Artifacts from misaligned CT in cardiac perfusion PET/CT studies: Frequency, effects, and potential solutions

Axel Martinez-Möller, Michael Souvatzoglou, Nassir Navab, Markus Schwaiger, Stephan G. Nekolla

Research output: Contribution to journalArticlepeer-review

141 Scopus citations


CT-based attenuation correction is a widely used option in commercial PET/CT scanners. However, as a result of a nonsimultaneous acquisition and differences in temporal resolution between both modalities, a potential misregistration between the PET and CT, especially in the thorax and the upper abdomen, can be found. We observed a substantial number of apparent perfusion defects in spatial coincidence with the misregistered segments of the heart and assumed these defects were related to an incorrect attenuation correction. The purpose of this work was to assess the clinical impact of emission-transmission misalignment in myocardial perfusion imaging with PET/CT and to investigate potential solutions. Methods: Twenty-eight coronary artery disease patients underwent PET/CT 13NH3 rest/stress examinations. The emission-transmission misalignment was corrected by manual registration and the PET studies were reconstructed again using the realigned CT images for attenuation correction. The effects of the registration were evaluated by quantitative analysis of the local tracer uptake on a polar map basis. In addition to manual registration, 2 alternative realignment methods were evaluated: mutual information-based image registration and emission-driven correction based on the outline of the heart in the PET image. Results: Manual realignment resulted in a change in the defect size of >10% of the left ventricle in 6 of 28 studies (21.4%); in 5 of the studies, this resulted in the disappearance of large apparent perfusion defects (15%-46% of the left ventricle), which were fully due to emission-transmission misregistration. Automatic image registration was unable to realign the datasets, whereas the emission-driven correction showed a good agreement with manual registration. Conclusion: Misregistration of PET and CT images is common in cardiac PET/CT studies and results in artifacts on the attenuation-corrected PET images, which appear to be corrected by repeating the PET reconstruction after manual realignment of the CT image data. In contrast to manual realignment, an automated emission-driven correction appears to be a promising approach.

Original languageEnglish
Pages (from-to)188-193
Number of pages6
JournalJournal of Nuclear Medicine
Issue number2
StatePublished - 1 Feb 2007


  • Attenuation correction
  • Cardiology
  • Image registration
  • Myocardial perfusion imaging
  • PET/CT

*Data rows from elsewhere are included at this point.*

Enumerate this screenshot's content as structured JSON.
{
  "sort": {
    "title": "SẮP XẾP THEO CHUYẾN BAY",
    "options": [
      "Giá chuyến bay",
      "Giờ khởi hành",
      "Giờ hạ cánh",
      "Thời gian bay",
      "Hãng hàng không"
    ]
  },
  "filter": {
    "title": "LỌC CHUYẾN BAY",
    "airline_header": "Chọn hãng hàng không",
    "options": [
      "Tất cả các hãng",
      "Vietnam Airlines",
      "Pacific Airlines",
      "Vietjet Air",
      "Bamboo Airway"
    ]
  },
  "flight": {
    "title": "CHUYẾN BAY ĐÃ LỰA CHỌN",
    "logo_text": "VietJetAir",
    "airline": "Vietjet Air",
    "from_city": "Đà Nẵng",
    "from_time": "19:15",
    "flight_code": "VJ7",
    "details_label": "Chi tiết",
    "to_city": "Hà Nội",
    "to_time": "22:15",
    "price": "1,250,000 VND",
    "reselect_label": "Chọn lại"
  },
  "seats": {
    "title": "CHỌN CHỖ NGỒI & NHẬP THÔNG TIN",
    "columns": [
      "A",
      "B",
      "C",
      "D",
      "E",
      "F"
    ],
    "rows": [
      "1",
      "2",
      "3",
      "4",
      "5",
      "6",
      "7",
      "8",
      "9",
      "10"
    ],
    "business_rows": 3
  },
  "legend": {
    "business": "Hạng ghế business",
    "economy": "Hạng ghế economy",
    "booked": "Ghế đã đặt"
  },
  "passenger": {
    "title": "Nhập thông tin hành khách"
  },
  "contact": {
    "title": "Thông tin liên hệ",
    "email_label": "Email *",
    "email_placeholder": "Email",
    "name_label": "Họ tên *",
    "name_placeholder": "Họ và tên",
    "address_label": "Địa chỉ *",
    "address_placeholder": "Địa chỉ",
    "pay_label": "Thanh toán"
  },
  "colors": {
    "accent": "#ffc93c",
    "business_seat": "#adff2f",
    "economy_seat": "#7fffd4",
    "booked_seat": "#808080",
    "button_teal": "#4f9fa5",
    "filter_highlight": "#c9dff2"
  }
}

Dive into the research topics of 'Artifacts from misaligned CT in cardiac perfusion PET/CT studies: Frequency, effects, and potential solutions'. Together they form a unique fingerprint.

Cite this